Battersea is one of the tougher parts of the most marginal Labour Euro-constituency, but one which also holds plenty of leafy middle- class suburbs, including Wimbledon and Putney. But the debate still does not seem to be focused on European issues.

The appearance of Lord Tebbit in the old Battersea Town Hall on Wednesday night, to warn against the dangers of federalism, drew an audience of only around 150 staunch Conservative activists out of an electorate numbering 479,246. There were no demonstrators, no hecklers passionate to sell the glories of a Union.

'I saw in a recent poll that I'm in the one per cent of the population that knows who is president, the site of the European Parliament, its majority party and the name of their MEP,' said Adrian Fannon, a member of the Tooting Conservative Association. 'The people who are most concerned about Europe are the Euro- sceptics, and they are probably not going to vote Conservative.'

They are more likely to do so in London South West than elsewhere. Philip Treleaven, a professor in computer science at University College, London, is a strongly anti-federalist Tory Euro-candidate, and therefore the only one supported by Lord Tebbit. He was selected on the night Britain left the Exchange Rate Mechanism.

'The difficulty is motivating the workers,' he said. 'On the doorstep the majority of people have a gut feeling they would like a Common Market rather than a United States of Europe . . . The trouble is you have to reach half a million people.'

Professor Treleaven's impression reflects national polls showing British doubt about the advantages of a Euro-state. But getting the message across to voters - ignorant even of their present MEP's name - that he is Euro- sceptic may prove a difficult task.

Andrew Pearce, a contract administrator in an independent gas company who lives in the Conservative fortress of Wandsworth, is an illustration of that problem. 'I think we should keep some independence,' he said. 'I don't want a federal Europe. But I haven't made up my mind whether to vote Tory or Liberal. I don't know anything about the candidates.'

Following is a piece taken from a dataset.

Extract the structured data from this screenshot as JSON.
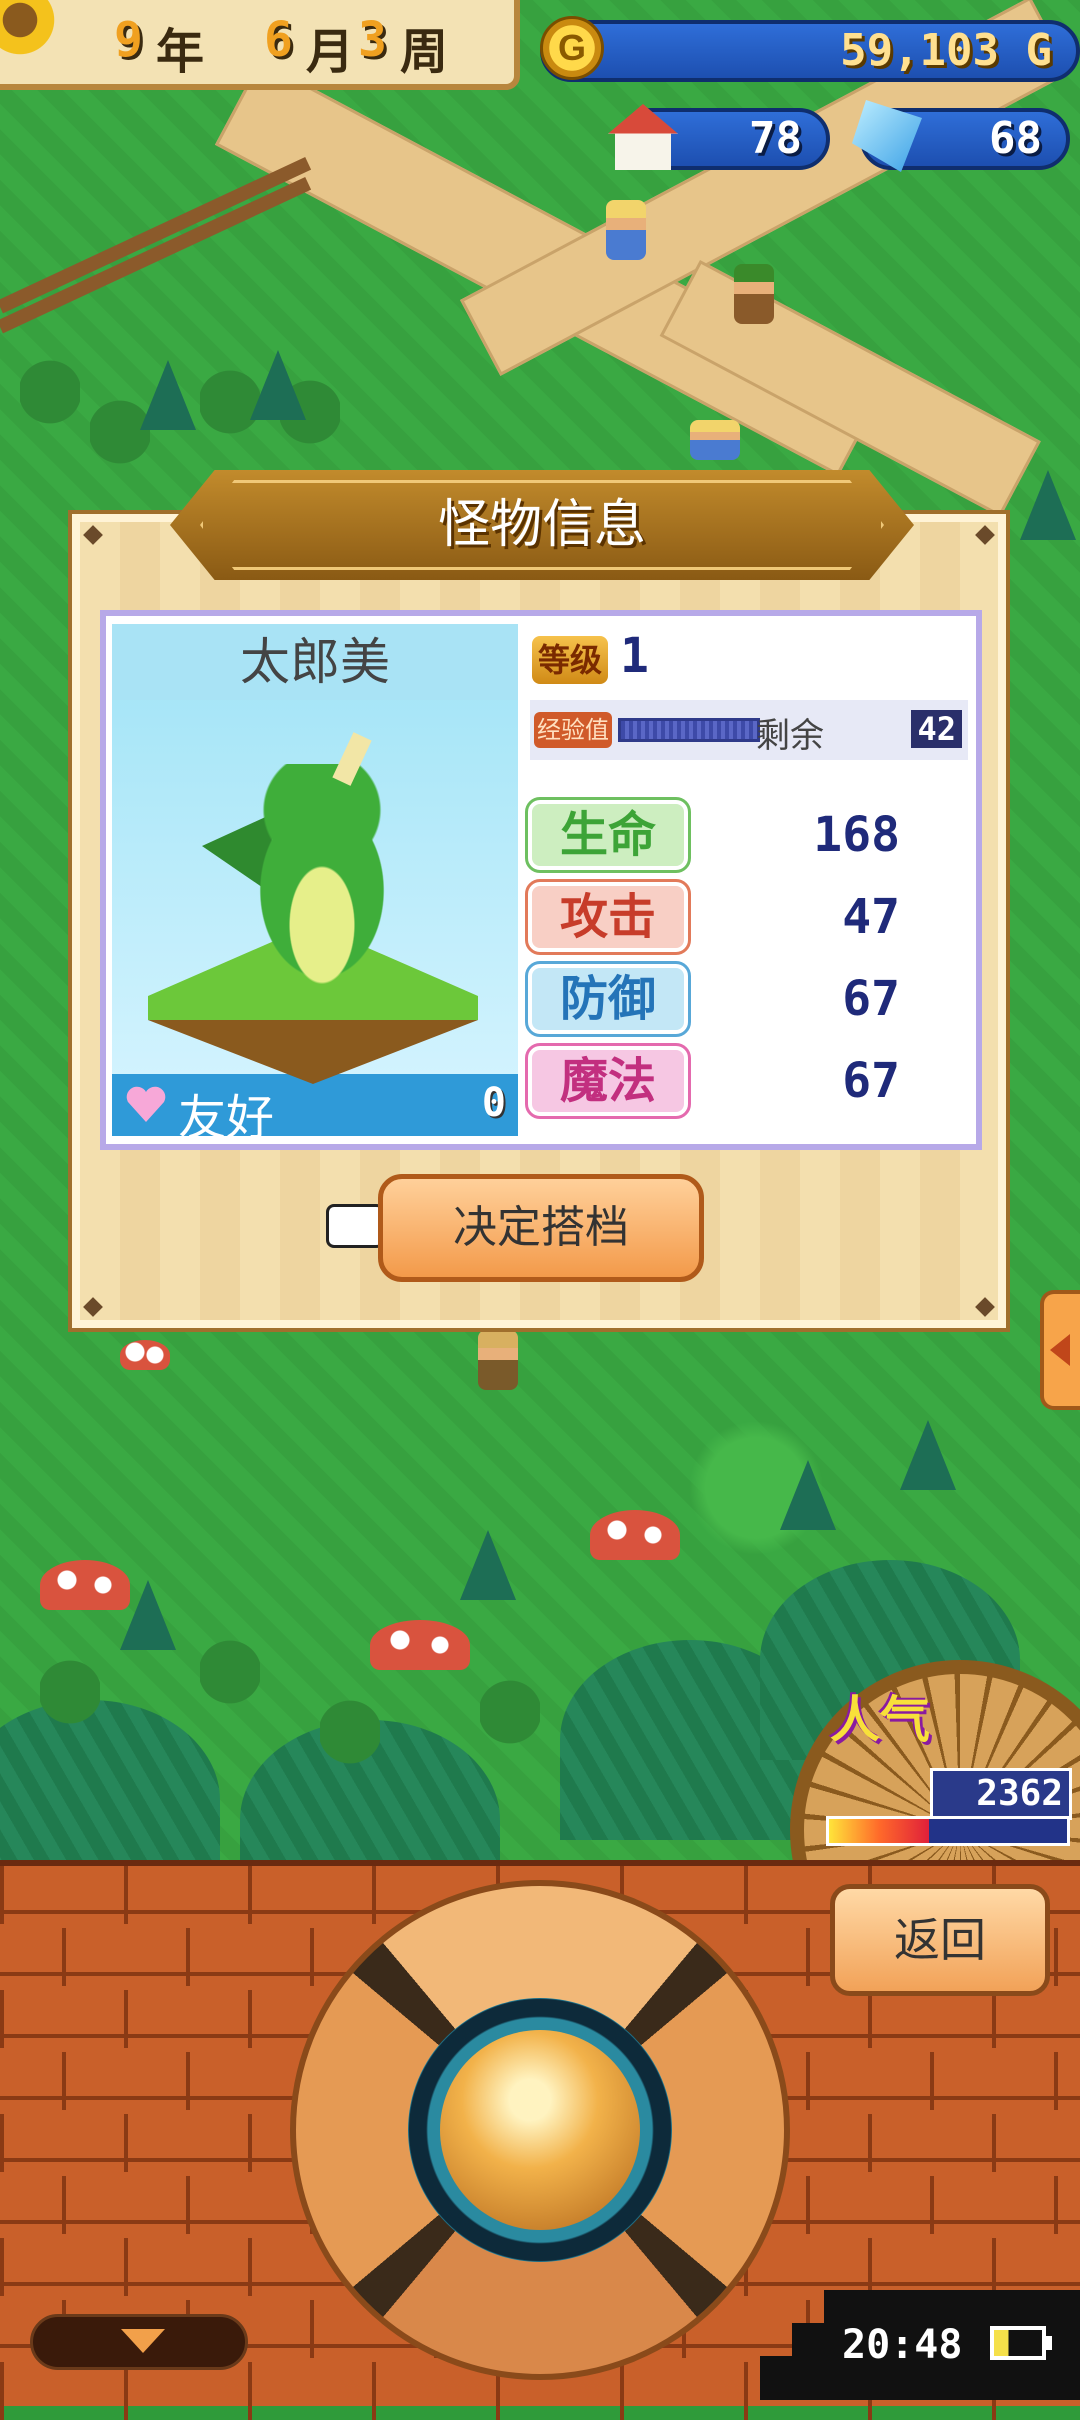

The area overlaps with the constituencies of six Conservative MPs. Professor Treleaven's workers take heart from the fact that in the May local elections, Wandsworth went against the trend. If voters repeat their performance then, Conservatives claim that they will win by 5,000 votes, and Labour admit it will be a close fight. But that is a big 'if'.

Wandsworth residents voted Conservative in the local elections to keep a low council tax and out of fear of a 'loony left' takeover. In a European poll they may not feel so inhibited. One Conservative worker said that the message he was receiving from Tory voters was that they now saw a safe chance to boot their government up the backside.

Labour canvassers have heard that message too. Anita Pollack, the sitting Labour MEP, a former editor in publishing, is likely to benefit from a Conservative swing to the Liberal Democrats, who won fewer than 9,000 votes last time. Her spokesman said that she too is finding on the doorstep that the issues are not about Europe but domestic matters like local hospitals, tax rises, rail-freight routes and crime. She may also, as a former Greenpeace activist and Labour's environmental speaker, take some votes from the party in third place in 1989 - the Green Party. If, that is, her voters find out what her name is before next Thursday.

(Photograph omitted)